Allocating stem cell research dollars and signing the human rights bill will get Blagojevich high praise in Chicago, but he and the rest of his party would prefer those moves don't get mentioned in rural downstate Illinois. The same goes for gun-control efforts.
In Congress, and as a state legislator, Blagojevich pushed for numerous gun-control measures. But he put no muscle behind similar efforts during his first two years as governor. This spring, however, Blagojevich helped secure the votes for a measure requiring criminal background checks on buyers at gun shows. A few minor gun-control bills were approved, as well, but closing the gun-show loophole was a major accomplishment.
Don't expect an encore next spring. Gun-control measures tend to stall in a pre-election session. If that holds true, one major initiative in four years would earn Democrats a poor grade in Chicago, a city besieged by gun violence.
But the relative stalemate on firearm legislation might add up to a passing grade statewide.
Meanwhile, after three years of Democratic rule, hundreds of Illinois school districts are still flunking their annual fiscal exams.
Blagojevich and fellow Democrats boosted school funding by nearly $1.1 billion over the past three years. But they largely have sidestepped the more fundamental question of funding equity.
The gulf between rich and poor districts grew by $4,000 per student during the 2003-04 school year, according to a Chicago Tribune analysis of the state's most recent financial data.
The richest district — in suburban Lake County — shelled out $23,800 per student, nearly six times the $4,440 spent per pupil by the poorest district — in north central Tazewell County.
These districts rely on disparate property tax receipts. And Illinois relies on property taxes to fund nearly two-thirds of all elementary and secondary education spending.
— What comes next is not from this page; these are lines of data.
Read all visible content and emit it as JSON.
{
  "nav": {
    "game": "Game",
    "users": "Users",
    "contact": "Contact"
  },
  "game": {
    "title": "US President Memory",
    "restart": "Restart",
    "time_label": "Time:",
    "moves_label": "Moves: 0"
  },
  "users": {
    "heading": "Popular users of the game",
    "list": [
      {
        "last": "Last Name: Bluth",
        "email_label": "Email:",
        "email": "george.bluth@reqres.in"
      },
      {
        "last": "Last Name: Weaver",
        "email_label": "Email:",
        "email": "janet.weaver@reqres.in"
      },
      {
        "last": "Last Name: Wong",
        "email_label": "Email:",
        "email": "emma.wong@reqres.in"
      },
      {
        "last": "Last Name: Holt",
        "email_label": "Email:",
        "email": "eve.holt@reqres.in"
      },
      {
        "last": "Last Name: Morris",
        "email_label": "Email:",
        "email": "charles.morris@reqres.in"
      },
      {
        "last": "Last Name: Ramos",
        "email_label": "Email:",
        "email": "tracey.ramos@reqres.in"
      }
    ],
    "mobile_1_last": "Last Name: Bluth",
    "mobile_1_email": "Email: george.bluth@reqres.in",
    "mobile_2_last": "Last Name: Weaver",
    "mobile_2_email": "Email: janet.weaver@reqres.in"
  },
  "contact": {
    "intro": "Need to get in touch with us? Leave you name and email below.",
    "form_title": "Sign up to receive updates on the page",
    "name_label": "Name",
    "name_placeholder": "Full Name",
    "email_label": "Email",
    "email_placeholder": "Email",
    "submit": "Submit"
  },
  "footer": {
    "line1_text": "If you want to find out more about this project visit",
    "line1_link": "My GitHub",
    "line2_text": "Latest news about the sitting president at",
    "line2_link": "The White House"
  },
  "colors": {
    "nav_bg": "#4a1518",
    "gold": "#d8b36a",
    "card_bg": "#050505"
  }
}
So, while Blagojevich, Madigan and Jones have steered at least $325 million in new money into the classroom in each of the past three years, state government still picks up only 30 percent of the overall education tab.
Blagojevich wants nothing to do with the income tax hike it would take to topple the current school finance system. Senate President Jones, however, expressed support this spring for legislation that would have increased the personal income tax rate from 3 percent to 5 percent along with a corresponding corporate tax hike.
The measure made it out of committee but never received a floor vote.
It's hard to envision anyone in Democratic leadership pushing a 67 percent income tax hike in an election year. After all, Madigan and Jones just signed on as co-chairs of the governor's campaign committee. And the unity shtick was pretty thick during Democrats' day at the State Fair.
Sticking to the script, Speaker Madigan, chairman of the Illinois Democratic Party, delivered an introduction that lasted all of 15 seconds. In contrast, President Jones boastfully promised to secure "a veto-proof Senate," which would mean toppling at least four GOP candidates next fall. Even a normally demure Hynes got into the act, trumpeting the Democratic ticket by poking fun at Republicans, who are waiting to see whether former Gov. Jim Edgar will take another shot at the executive office. There was little mention of discord until Blagojevich stood to speak.
"There isn't a Democrat on this stage or probably a Democrat in this audience that at one point or another I didn't have some disagreements with," Blagojevich said. "What brings us together at the end of the day is [that] we are joined by a common purpose to use government as a vehicle to help people."
Some initiatives, including school funding reforms, won't get a ride in that vehicle anytime before the November general election.
And let's face it, Democrats would need several tow trucks to move all the initiatives their constituents want. But these next 14 months will be about keeping control of state government so they can continue their work in them post-election future. That's the idea behind their decision to defer $2.3 billion in pension payments this spring, too. Mostly, they'll be pushing unity in this long campaign season.
Pat Guinane can be reached at email@example.com.
Illinois Issues, September 2005